See the latest Australian dollar analysis here:
DXY took off last night:
The Australian dollar was hammered:
Oil may halve here:
Miners were flushed:
EM stocks gapped:
With junk. Watch EM for an early warning on more carnage:
Treasuries steepened, bizarrely:
Stocks are one bad day from delivering the greatest bearish double-top you’d ever care to see:
Westpac has the data wrap:
German Chancellor Merkel announced fresh Covid-related restrictions, closing bars, restaurants and leisure venues for one month from Monday, but leaving most businesses operating, Officials will gather again in two weeks to assess the impact of the measures. The French government is poised to impose tighter restrictions after a night-time curfew failed to halt a surge infections. Switzerland closed nightclubs and imposed other new limits. New York cases topped 500,000, while hospitalisations in neighbouring New Jersey exceeded 1,000 for the first time since July. The two states, the early focus of the U.S. outbreak, have seen a resurgence in recent weeks.
US Sep. advance goods trade balance deficit narrowed to -USD79.4bn (est. -USD84.5bn, prior -USD83.1bn) due to the first pullback in imports in four months. Sep. wholesale inventories fell 0.1%m/m (est. +0.4%m/m) but retail inventories rose +1.6%m/m (est. +0.5%m/m), the latter related to pre-festive season stocking.
Band of Canada left is policy rate unchanged as expected, but the tone of its statement and subsequent press conference indicated potential to increase QE, despite an interim pullback in weekly bond purchases to CAD4bn from CAD5bn. Extended forward guidance and concerns over a slower future growth path due to prolonged COVID-19 impacts were noted.

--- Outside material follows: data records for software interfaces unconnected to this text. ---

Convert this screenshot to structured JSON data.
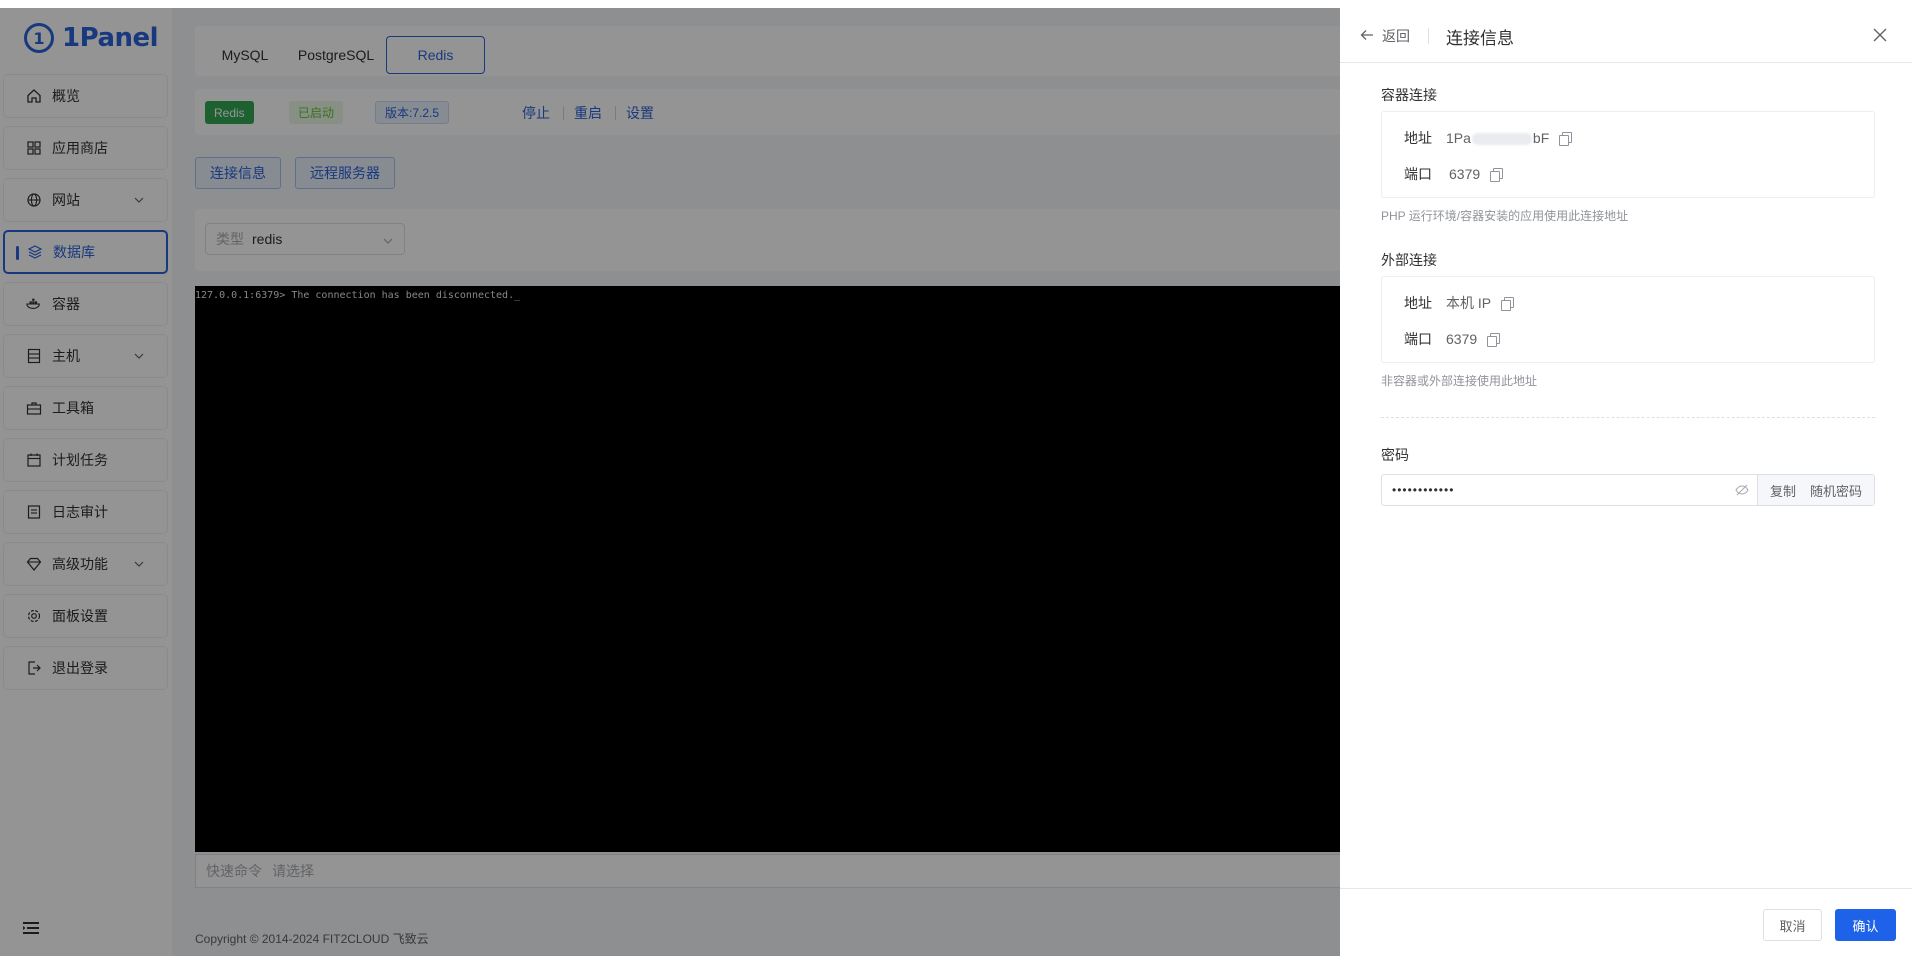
{
  "app": {
    "logo_text": "1Panel"
  },
  "sidebar": {
    "items": [
      {
        "label": "概览",
        "icon": "home-icon"
      },
      {
        "label": "应用商店",
        "icon": "grid-icon"
      },
      {
        "label": "网站",
        "icon": "globe-icon",
        "has_children": true
      },
      {
        "label": "数据库",
        "icon": "layers-icon",
        "active": true
      },
      {
        "label": "容器",
        "icon": "docker-icon"
      },
      {
        "label": "主机",
        "icon": "server-icon",
        "has_children": true
      },
      {
        "label": "工具箱",
        "icon": "toolbox-icon"
      },
      {
        "label": "计划任务",
        "icon": "calendar-icon"
      },
      {
        "label": "日志审计",
        "icon": "log-icon"
      },
      {
        "label": "高级功能",
        "icon": "diamond-icon",
        "has_children": true
      },
      {
        "label": "面板设置",
        "icon": "gear-icon"
      },
      {
        "label": "退出登录",
        "icon": "logout-icon"
      }
    ]
  },
  "db_tabs": [
    "MySQL",
    "PostgreSQL",
    "Redis"
  ],
  "active_tab": "Redis",
  "status": {
    "app_tag": "Redis",
    "state_tag": "已启动",
    "version_tag": "版本:7.2.5",
    "actions": [
      "停止",
      "重启",
      "设置"
    ]
  },
  "buttons": {
    "conn_info": "连接信息",
    "remote_server": "远程服务器"
  },
  "filter": {
    "label": "类型",
    "value": "redis"
  },
  "terminal": {
    "text": "127.0.0.1:6379> The connection has been disconnected._"
  },
  "quick_cmd": {
    "label": "快速命令",
    "placeholder": "请选择"
  },
  "footer": {
    "copyright": "Copyright © 2014-2024 FIT2CLOUD 飞致云"
  },
  "drawer": {
    "back_label": "返回",
    "title": "连接信息",
    "container": {
      "title": "容器连接",
      "addr_key": "地址",
      "addr_value_start": "1Pa",
      "addr_value_end": "bF",
      "port_key": "端口",
      "port_value": "6379",
      "hint": "PHP 运行环境/容器安装的应用使用此连接地址"
    },
    "external": {
      "title": "外部连接",
      "addr_key": "地址",
      "addr_value": "本机 IP",
      "port_key": "端口",
      "port_value": "6379",
      "hint": "非容器或外部连接使用此地址"
    },
    "password": {
      "label": "密码",
      "masked_value": "••••••••••••",
      "copy_btn": "复制",
      "random_btn": "随机密码"
    },
    "cancel": "取消",
    "confirm": "确认"
  },
  "colors": {
    "primary": "#2b63d9",
    "success": "#34a853",
    "confirm": "#1d62e8"
  }
}
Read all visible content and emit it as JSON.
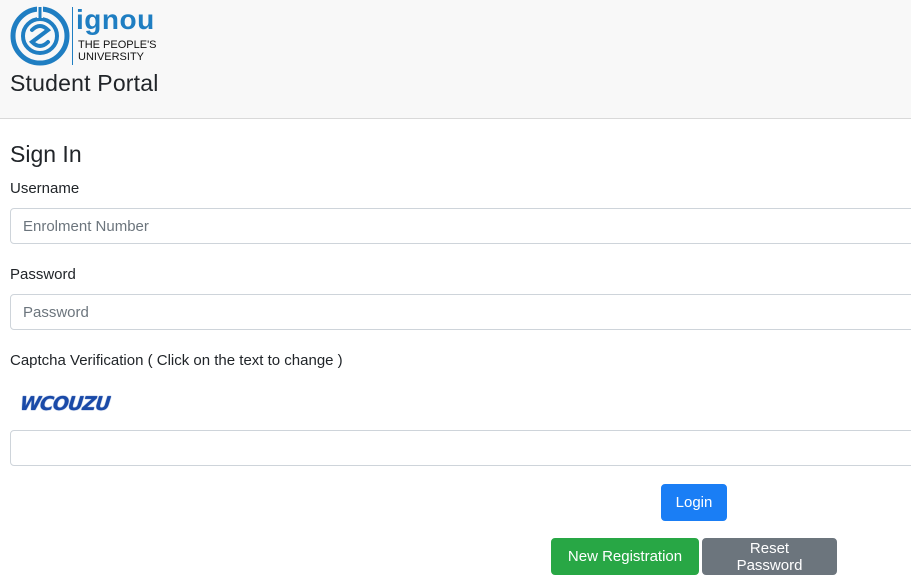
{
  "header": {
    "logo": {
      "wordmark": "ignou",
      "tagline_line1": "THE PEOPLE'S",
      "tagline_line2": "UNIVERSITY",
      "icon": "ignou-emblem-icon",
      "color": "#1f7ec2"
    },
    "portal_title": "Student Portal"
  },
  "signin": {
    "heading": "Sign In",
    "username": {
      "label": "Username",
      "value": "",
      "placeholder": "Enrolment Number"
    },
    "password": {
      "label": "Password",
      "value": "",
      "placeholder": "Password"
    },
    "captcha": {
      "label": "Captcha Verification ( Click on the text to change )",
      "text": "WCOUZU",
      "value": "",
      "placeholder": ""
    },
    "buttons": {
      "login": "Login",
      "new_registration": "New Registration",
      "reset_password": "Reset Password"
    }
  },
  "colors": {
    "primary": "#1a7ef5",
    "success": "#28a745",
    "secondary": "#6c757d",
    "header_bg": "#f8f8f8"
  }
}
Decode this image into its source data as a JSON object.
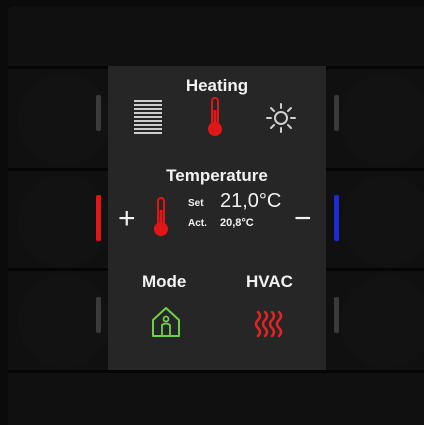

Australia: The Q3 import price index is expected to print at -2.0% as the AUD rebounds, offsetting higher fuel prices (prior: -1.9%). The higher AUD has also seen AUD denominated commodity prices fall, leading Westpac to forecast a 3.5% decline in the export price index.
NZ: ANZ business confidence will be finalised for October, the flash result earlier showing a rebound almost to pre-Covid levels.
Euro Area: The deterioration in Europe’s growth prospects associated with the ‘second wave’ of infections now being seen will start to impact the EC survey of economic confidence in Oct (prior: 91.1, market f/c: 89.6). The ECB’s policy meeting is also expected to highlight these intensifying risks.
US: GDP is expected to bounce back strongly in Q3 following a historic 31.4% decline in Q2. Household demand is expected to lead the recovery, with Westpac and the market seeing a 28% and 32% annualised rebound respectively. Initial jobless claims high level signal labour market churn and uncertainty, but pending home sales continue to show strength, having reached a record high as a result of low mortgage rates and households’ increasing desire for the best home possible (prior: 8.8%).
The virus is out of control, to put it mildly, with European and US deaths surging:
The sequence of risks is extreme. Europe is progressively locking down. We are only in October so this has six months to run on and off. It faces Hard Brexit and limited extra fiscal.
The US is entering an election that will likely result in a Biden Administration which will have to follow Europe’s example with at least partial lockdowns nationally and more intense lockdowns locally. Yet the incumbent Trump Administration is openly preparing a coup to steal the election and could use prospective lockdowns as a part of its war on democracy.
Even if we get through that, there is no fiscal support left for this year as partisanship takes over (there is still a chance of a lame duck senate passing a $500bn package by, say, Xmas) and any attempt to remedy the virus post-election by the Biden Administration will likely result in very serious civil conflict as traumatised Trumpians take to the streets.
As well, markets are positioned entirely on the other side of the boat. They are massively short DXY on the vaccine recovery and Biden stimulus trade:
And massively long stocks, especially those that benefit from a falling DXY such as tech, commodities, EM etc.
Markets have fully repeated the mistake of February 2020 and the Australian dollar is square in the gun.